Aim of the exercise
Find the line containing "Transcribe this image's" in the data below and repeat it, along with all later lines, exactly through the last one.

Data shown

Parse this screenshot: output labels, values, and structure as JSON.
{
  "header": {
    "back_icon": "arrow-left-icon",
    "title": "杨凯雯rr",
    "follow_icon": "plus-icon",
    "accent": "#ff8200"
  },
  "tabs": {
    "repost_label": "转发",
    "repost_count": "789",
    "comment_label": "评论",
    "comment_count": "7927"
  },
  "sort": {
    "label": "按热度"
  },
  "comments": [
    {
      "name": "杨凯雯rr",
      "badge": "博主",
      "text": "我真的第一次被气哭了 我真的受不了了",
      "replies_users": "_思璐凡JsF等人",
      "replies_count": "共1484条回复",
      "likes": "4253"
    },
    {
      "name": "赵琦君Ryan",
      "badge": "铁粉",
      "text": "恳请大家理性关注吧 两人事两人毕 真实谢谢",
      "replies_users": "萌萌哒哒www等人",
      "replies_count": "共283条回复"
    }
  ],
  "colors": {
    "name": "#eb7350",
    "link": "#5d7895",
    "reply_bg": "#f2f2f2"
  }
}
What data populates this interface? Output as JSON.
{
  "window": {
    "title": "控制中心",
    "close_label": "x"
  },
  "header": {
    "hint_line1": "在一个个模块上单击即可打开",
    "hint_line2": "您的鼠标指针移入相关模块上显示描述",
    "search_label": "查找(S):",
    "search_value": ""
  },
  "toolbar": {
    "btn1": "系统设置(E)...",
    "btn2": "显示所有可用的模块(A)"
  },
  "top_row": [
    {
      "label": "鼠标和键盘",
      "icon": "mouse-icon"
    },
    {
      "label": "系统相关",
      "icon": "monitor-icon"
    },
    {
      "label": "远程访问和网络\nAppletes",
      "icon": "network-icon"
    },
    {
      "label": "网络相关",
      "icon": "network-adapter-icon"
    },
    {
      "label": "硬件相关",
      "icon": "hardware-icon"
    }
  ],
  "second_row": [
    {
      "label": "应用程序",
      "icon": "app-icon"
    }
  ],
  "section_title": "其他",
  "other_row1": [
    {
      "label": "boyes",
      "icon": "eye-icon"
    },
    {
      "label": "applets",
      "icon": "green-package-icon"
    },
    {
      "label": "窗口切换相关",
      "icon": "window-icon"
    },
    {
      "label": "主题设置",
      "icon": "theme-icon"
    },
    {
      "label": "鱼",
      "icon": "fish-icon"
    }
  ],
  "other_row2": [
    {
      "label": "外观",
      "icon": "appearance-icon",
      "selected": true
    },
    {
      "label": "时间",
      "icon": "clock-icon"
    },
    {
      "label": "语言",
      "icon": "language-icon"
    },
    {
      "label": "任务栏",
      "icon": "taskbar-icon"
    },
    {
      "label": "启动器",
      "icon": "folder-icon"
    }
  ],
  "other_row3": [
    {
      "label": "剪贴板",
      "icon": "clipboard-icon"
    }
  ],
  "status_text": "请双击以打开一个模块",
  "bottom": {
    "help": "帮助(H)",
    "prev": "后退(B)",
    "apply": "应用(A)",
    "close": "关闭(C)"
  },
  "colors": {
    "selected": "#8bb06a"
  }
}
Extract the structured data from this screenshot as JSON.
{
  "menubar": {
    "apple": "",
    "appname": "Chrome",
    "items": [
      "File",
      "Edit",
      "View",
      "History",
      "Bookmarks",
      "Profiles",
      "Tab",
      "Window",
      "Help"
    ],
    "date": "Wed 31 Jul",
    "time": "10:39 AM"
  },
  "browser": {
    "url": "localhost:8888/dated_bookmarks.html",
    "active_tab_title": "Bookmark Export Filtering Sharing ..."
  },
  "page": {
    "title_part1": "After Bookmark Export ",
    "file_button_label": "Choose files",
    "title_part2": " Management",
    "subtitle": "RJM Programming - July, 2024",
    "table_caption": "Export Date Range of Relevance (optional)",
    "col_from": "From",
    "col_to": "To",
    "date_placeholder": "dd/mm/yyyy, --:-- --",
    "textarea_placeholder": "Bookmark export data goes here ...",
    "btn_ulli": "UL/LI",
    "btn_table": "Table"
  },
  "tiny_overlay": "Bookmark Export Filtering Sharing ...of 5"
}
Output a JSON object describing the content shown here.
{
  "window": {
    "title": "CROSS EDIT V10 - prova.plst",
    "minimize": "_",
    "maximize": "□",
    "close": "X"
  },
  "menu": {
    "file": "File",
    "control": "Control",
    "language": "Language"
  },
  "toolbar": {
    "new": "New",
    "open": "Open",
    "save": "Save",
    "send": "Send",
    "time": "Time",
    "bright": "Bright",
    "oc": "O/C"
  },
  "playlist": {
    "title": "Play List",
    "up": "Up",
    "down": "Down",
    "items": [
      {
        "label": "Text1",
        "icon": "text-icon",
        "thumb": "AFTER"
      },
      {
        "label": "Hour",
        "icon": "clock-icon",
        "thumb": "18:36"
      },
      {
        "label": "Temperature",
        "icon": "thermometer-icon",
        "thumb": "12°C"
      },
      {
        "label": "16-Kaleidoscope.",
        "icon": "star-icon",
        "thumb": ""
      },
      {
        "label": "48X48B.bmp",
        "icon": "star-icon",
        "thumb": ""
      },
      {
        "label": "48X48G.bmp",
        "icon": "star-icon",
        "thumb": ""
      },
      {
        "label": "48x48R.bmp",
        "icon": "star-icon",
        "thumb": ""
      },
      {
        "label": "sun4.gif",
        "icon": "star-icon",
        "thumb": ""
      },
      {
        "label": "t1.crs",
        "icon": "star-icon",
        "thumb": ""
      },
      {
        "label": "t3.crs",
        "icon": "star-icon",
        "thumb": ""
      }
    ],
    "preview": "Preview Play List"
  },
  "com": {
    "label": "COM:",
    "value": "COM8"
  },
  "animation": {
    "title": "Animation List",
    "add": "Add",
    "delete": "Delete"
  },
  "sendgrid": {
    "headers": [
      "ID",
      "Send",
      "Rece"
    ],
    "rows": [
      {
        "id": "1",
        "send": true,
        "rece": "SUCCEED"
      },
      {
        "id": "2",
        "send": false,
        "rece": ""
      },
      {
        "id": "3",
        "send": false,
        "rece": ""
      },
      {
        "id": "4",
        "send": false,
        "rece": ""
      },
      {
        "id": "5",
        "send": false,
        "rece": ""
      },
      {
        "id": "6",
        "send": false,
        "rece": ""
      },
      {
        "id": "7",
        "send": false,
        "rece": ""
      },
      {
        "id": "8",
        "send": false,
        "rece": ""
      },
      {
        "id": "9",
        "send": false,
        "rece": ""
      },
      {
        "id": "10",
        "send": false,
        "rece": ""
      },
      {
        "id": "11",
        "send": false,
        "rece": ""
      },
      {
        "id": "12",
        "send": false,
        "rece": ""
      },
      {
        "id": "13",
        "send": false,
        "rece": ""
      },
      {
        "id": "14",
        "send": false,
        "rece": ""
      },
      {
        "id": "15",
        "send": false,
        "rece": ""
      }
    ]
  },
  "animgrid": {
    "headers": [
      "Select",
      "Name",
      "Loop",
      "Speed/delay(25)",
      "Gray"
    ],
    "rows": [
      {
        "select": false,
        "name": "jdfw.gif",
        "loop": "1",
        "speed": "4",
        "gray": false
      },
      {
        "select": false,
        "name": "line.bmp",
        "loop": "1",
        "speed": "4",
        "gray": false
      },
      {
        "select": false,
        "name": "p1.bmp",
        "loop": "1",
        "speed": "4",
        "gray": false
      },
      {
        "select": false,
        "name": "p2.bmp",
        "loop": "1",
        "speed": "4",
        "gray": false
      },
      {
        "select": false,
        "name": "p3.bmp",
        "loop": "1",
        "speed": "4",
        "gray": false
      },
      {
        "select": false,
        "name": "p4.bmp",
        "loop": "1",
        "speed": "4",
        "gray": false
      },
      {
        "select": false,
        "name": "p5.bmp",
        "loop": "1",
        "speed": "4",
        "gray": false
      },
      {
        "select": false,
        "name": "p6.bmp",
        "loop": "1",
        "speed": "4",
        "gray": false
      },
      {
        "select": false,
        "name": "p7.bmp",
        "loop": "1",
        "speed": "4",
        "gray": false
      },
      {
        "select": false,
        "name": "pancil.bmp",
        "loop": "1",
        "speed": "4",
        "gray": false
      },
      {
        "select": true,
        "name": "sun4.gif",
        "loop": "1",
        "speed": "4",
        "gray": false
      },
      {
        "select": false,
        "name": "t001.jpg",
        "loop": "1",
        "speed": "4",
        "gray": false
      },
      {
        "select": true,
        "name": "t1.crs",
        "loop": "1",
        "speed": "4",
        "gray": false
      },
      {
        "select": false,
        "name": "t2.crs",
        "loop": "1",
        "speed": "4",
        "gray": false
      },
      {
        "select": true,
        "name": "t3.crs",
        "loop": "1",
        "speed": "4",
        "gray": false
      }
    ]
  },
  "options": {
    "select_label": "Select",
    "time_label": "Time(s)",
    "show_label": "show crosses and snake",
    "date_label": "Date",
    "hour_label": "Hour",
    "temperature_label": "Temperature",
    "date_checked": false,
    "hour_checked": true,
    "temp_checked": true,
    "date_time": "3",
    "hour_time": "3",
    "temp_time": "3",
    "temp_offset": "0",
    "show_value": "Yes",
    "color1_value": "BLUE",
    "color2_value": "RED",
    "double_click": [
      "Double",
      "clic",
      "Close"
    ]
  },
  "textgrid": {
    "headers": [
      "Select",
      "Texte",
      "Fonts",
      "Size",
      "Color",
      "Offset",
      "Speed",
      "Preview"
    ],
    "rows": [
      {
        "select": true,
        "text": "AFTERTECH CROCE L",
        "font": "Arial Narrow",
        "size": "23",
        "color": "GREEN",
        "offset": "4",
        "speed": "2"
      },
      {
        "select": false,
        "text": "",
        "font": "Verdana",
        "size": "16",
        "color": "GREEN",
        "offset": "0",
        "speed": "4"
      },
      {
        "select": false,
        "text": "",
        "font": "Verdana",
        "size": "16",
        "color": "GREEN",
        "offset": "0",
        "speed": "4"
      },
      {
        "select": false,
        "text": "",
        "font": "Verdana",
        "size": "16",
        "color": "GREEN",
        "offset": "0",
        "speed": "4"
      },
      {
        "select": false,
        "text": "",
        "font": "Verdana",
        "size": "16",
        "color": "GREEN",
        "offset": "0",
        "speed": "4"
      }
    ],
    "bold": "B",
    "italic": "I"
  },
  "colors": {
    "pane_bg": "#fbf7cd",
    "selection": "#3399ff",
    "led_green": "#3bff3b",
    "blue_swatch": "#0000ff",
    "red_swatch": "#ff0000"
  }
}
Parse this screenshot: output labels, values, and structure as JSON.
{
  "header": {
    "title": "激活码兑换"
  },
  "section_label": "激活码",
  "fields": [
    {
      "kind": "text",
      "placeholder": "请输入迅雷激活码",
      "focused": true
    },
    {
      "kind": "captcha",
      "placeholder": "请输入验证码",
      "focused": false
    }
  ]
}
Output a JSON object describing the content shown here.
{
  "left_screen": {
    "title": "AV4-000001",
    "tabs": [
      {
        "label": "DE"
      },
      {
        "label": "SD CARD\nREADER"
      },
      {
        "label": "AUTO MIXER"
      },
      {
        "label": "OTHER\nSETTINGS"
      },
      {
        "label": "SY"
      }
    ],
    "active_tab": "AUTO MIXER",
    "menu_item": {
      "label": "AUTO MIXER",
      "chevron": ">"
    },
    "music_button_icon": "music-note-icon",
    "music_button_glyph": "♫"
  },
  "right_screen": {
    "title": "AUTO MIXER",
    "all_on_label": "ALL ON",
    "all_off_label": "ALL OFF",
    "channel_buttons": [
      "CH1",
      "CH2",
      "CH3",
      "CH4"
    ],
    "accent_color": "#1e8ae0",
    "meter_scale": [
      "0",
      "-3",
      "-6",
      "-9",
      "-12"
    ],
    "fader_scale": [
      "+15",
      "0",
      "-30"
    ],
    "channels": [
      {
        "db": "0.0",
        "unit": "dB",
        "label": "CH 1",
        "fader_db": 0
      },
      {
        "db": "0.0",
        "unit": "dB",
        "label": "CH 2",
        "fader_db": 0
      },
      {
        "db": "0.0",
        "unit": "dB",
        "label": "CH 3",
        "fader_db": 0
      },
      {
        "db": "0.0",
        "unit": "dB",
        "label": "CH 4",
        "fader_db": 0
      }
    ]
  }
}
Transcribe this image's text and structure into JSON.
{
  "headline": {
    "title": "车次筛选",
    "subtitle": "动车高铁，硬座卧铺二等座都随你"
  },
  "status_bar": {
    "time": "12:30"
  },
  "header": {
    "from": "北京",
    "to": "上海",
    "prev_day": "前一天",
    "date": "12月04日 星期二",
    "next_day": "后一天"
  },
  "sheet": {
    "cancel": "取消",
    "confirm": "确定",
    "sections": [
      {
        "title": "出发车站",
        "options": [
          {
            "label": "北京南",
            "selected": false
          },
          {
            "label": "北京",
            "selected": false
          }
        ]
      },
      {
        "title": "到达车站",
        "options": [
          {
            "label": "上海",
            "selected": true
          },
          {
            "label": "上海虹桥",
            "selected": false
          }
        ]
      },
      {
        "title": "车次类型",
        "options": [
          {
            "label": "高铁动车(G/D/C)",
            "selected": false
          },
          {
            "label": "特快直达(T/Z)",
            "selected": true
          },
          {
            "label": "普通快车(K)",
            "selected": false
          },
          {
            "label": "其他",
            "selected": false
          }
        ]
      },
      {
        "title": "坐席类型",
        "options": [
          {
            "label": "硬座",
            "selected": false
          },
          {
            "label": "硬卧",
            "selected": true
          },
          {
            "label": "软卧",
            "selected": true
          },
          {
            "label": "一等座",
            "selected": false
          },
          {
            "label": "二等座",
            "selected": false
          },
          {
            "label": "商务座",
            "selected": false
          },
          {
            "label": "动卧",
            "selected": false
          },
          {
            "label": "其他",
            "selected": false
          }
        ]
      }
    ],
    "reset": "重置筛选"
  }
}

Response to this task
Transcribe this image's text and structure into JSON.
{
  "headline": {
    "title": "车次筛选",
    "subtitle": "动车高铁，硬座卧铺二等座都随你"
  },
  "status_bar": {
    "time": "12:30"
  },
  "header": {
    "from": "北京",
    "to": "上海",
    "prev_day": "前一天",
    "date": "12月04日 星期二",
    "next_day": "后一天"
  },
  "sheet": {
    "cancel": "取消",
    "confirm": "确定",
    "sections": [
      {
        "title": "出发车站",
        "options": [
          {
            "label": "北京南",
            "selected": false
          },
          {
            "label": "北京",
            "selected": false
          }
        ]
      },
      {
        "title": "到达车站",
        "options": [
          {
            "label": "上海",
            "selected": true
          },
          {
            "label": "上海虹桥",
            "selected": false
          }
        ]
      },
      {
        "title": "车次类型",
        "options": [
          {
            "label": "高铁动车(G/D/C)",
            "selected": false
          },
          {
            "label": "特快直达(T/Z)",
            "selected": true
          },
          {
            "label": "普通快车(K)",
            "selected": false
          },
          {
            "label": "其他",
            "selected": false
          }
        ]
      },
      {
        "title": "坐席类型",
        "options": [
          {
            "label": "硬座",
            "selected": false
          },
          {
            "label": "硬卧",
            "selected": true
          },
          {
            "label": "软卧",
            "selected": true
          },
          {
            "label": "一等座",
            "selected": false
          },
          {
            "label": "二等座",
            "selected": false
          },
          {
            "label": "商务座",
            "selected": false
          },
          {
            "label": "动卧",
            "selected": false
          },
          {
            "label": "其他",
            "selected": false
          }
        ]
      }
    ],
    "reset": "重置筛选"
  }
}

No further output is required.